Perhaps, as some suggest, this is a new normal. If so, it represents a disconnect between economic reality and market valuation. More likely, it's a warped market distorted by the extraordinary measures used to create an economic lift.
As market indexes touch new highs, investors should ask themselves if they're taking part in a history-making rally, or a rally that is ignoring history.
More from MarketWatch
Look the US dollar is fast becoming a worthless currency -- soon oil will not be sold in dollars and already China and Russia and Indian and South Africa and Brazil trade in each others currency
Even Japan and the UK have moved away from the dollar as well as France.
And after all the fines we are putting on EU banks how long do you think they will keep trading in dollars. They don't trade in dollars we can not fine them

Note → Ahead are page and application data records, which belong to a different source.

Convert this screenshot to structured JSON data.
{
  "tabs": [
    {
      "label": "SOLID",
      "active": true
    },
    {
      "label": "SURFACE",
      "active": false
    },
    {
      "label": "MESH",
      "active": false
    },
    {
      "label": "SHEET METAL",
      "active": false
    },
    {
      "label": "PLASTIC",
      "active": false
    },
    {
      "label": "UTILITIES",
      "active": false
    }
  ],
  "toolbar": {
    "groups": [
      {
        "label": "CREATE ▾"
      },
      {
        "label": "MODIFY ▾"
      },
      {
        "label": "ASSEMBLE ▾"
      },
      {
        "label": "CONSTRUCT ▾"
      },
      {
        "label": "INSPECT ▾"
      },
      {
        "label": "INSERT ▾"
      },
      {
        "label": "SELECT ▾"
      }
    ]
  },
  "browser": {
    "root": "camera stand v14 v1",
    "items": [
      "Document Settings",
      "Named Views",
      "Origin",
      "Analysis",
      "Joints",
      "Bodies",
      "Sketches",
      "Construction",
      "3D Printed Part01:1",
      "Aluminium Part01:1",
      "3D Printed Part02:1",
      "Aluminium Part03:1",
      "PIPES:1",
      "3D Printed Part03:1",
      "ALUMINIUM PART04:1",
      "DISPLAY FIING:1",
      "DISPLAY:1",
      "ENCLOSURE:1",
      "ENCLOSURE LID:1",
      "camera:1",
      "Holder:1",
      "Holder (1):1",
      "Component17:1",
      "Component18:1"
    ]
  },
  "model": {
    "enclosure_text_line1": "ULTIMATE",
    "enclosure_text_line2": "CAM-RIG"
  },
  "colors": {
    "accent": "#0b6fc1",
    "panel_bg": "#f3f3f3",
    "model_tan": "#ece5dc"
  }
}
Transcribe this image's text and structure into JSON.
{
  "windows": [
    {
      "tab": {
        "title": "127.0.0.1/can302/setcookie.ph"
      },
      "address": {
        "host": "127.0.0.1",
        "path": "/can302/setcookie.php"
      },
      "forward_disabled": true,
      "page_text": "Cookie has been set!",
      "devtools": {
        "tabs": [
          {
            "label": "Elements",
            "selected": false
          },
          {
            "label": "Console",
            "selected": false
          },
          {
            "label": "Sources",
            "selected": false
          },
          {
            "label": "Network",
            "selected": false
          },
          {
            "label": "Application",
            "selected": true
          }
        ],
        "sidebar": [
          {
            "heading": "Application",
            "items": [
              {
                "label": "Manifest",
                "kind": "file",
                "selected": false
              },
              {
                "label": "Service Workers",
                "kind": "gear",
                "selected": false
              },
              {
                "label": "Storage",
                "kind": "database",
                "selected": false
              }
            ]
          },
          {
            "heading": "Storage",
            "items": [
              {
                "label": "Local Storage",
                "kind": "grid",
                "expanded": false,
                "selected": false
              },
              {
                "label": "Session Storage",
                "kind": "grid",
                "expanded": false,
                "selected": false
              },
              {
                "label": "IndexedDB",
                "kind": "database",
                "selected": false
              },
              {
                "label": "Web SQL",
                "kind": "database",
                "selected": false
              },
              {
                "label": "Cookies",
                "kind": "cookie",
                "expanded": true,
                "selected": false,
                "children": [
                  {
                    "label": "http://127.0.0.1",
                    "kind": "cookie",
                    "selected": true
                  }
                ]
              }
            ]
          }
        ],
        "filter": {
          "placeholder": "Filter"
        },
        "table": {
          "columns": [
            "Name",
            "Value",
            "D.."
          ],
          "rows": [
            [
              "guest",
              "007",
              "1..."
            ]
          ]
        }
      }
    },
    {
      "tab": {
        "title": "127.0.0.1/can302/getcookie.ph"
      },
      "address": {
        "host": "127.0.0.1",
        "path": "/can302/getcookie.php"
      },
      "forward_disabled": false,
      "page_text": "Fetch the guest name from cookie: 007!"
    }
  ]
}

"""Unlike central bankers' response to , has embraced Keynesian economics and flooded the economy with dollars on a scale never seen before. """
....so, does this mean Keynesian economics is being shown to "not work"?
Keynesian policy does not work when applied in an asymmetric manner.
It 'works' to the extent that the balancing act of spending into a declining
economy is countered; that is, during 'good times' the apparatus / govt
should be promoting investment and savings as a reservoir for the next
Only in this case can Keynesian theory be counted upon to work in
real world applications. I for one, while aggrieved that the private sector
had to be buoyed to a hitherto unseen extent by the use of public monies,
I still believe that doing the opposite of what the Central banks did in
the 30s did indeed act to circumvent a deterioration which would have
been more akin to the Great Depression than any of us would have
As always, hope you had a good Fourth.
Guess some folks have never heard of starting your own Business. Sometimes it pays to just invest in Yourself.
"As market indexes touch new highs, investors should ask themselves if they're taking part in a history-making rally, or a rally that is ignoring history."
Well Markets are certainly ignoring the Record Levels of Global Debt and Risk taking. It cannot do that forever. It never has. The only the thing that has been constant over these decades of rising Stock Prices is the also Paramount Rise in Global Debt. Folks expect everyone to keep their Debt in Check but they seem to think it doesn't matter when it relates to Market. It does. You Can't Rob Peter to pay Paul to Infinity.
Copyright © 2014 Microsoft. All rights reserved.
Despite its size, the IPO will create just two new members of the 10-figure club from its executive ranks. A few others could net hundreds of millions.
VIDEO ON MSN MONEY
Top Stocks provides analysis about the most noteworthy stocks in the market each day, combining some of the best content from around the MSN Money site and the rest of the Web.
Contributors include professional investors and journalists affiliated with MSN Money.
Follow us on Twitter @topstocksmsn.